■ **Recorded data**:
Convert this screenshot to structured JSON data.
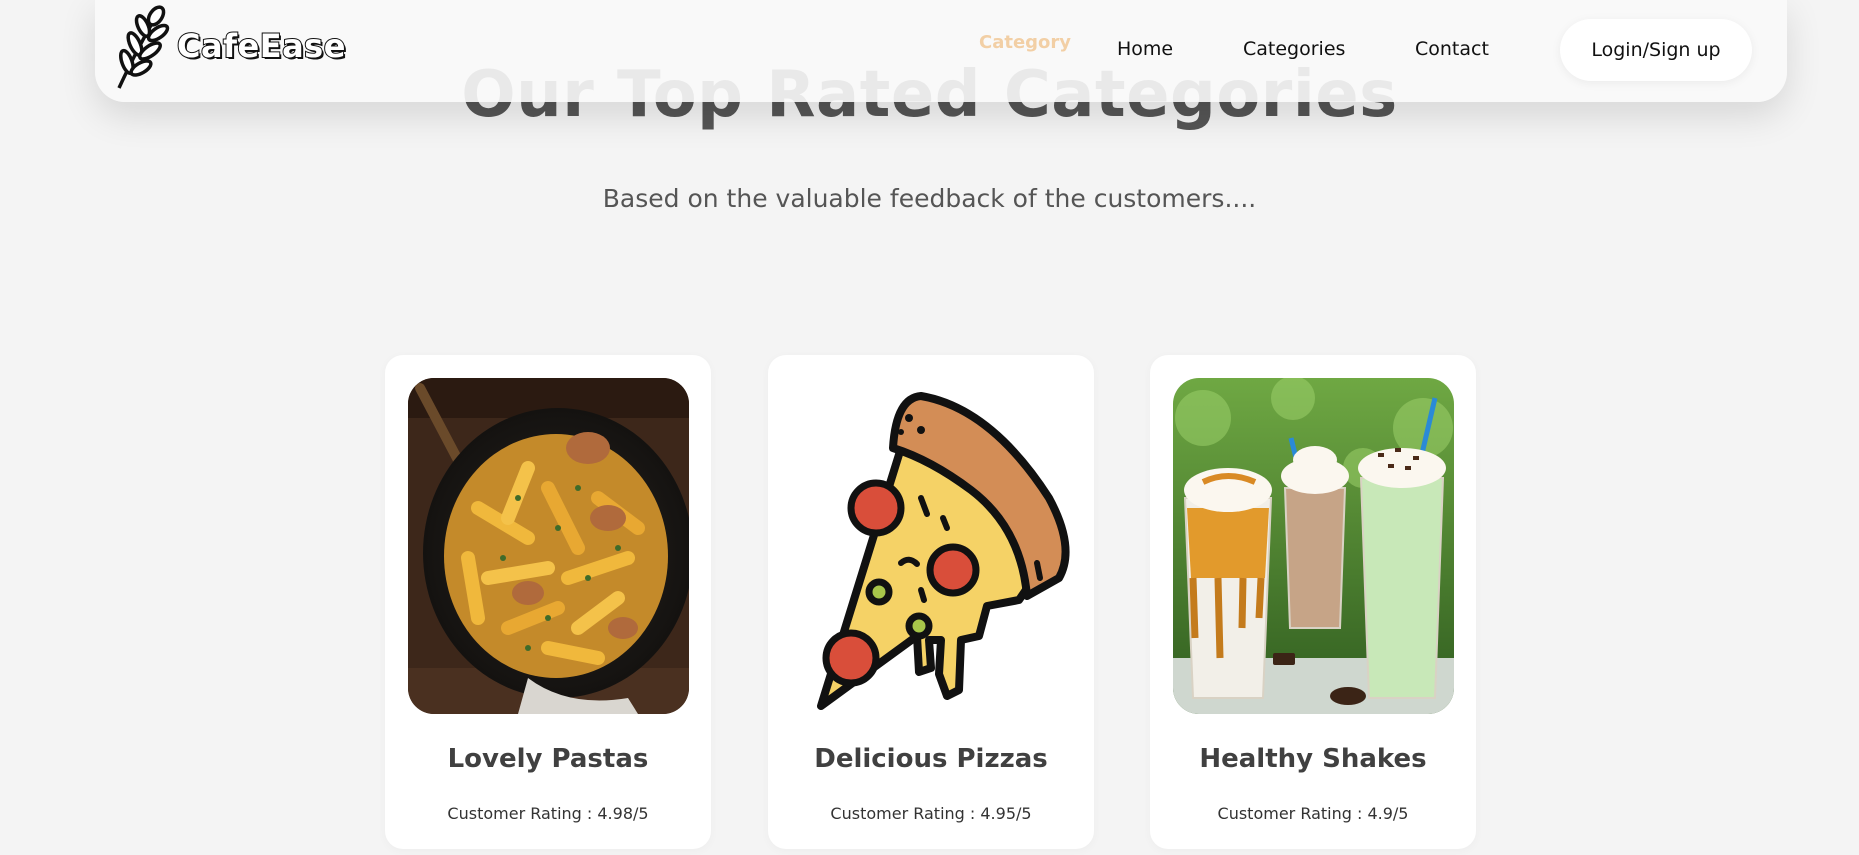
{
  "nav": {
    "logo_text": "CafeEase",
    "highlight_label": "Category",
    "links": [
      "Home",
      "Categories",
      "Contact"
    ],
    "login_label": "Login/Sign up",
    "highlight_color": "#f2cfa5"
  },
  "hero": {
    "title": "Our Top Rated Categories",
    "subtitle": "Based on the valuable feedback of the customers...."
  },
  "categories": [
    {
      "name": "Lovely Pastas",
      "rating_text": "Customer Rating : 4.98/5",
      "image": "pasta-photo"
    },
    {
      "name": "Delicious Pizzas",
      "rating_text": "Customer Rating : 4.95/5",
      "image": "pizza-slice-illustration"
    },
    {
      "name": "Healthy Shakes",
      "rating_text": "Customer Rating : 4.9/5",
      "image": "milkshakes-photo"
    }
  ]
}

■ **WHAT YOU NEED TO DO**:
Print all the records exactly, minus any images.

■ **SOLUTION**:
Convert this screenshot to structured JSON data.
{
  "nav": {
    "logo_text": "CafeEase",
    "highlight_label": "Category",
    "links": [
      "Home",
      "Categories",
      "Contact"
    ],
    "login_label": "Login/Sign up",
    "highlight_color": "#f2cfa5"
  },
  "hero": {
    "title": "Our Top Rated Categories",
    "subtitle": "Based on the valuable feedback of the customers...."
  },
  "categories": [
    {
      "name": "Lovely Pastas",
      "rating_text": "Customer Rating : 4.98/5",
      "image": "pasta-photo"
    },
    {
      "name": "Delicious Pizzas",
      "rating_text": "Customer Rating : 4.95/5",
      "image": "pizza-slice-illustration"
    },
    {
      "name": "Healthy Shakes",
      "rating_text": "Customer Rating : 4.9/5",
      "image": "milkshakes-photo"
    }
  ]
}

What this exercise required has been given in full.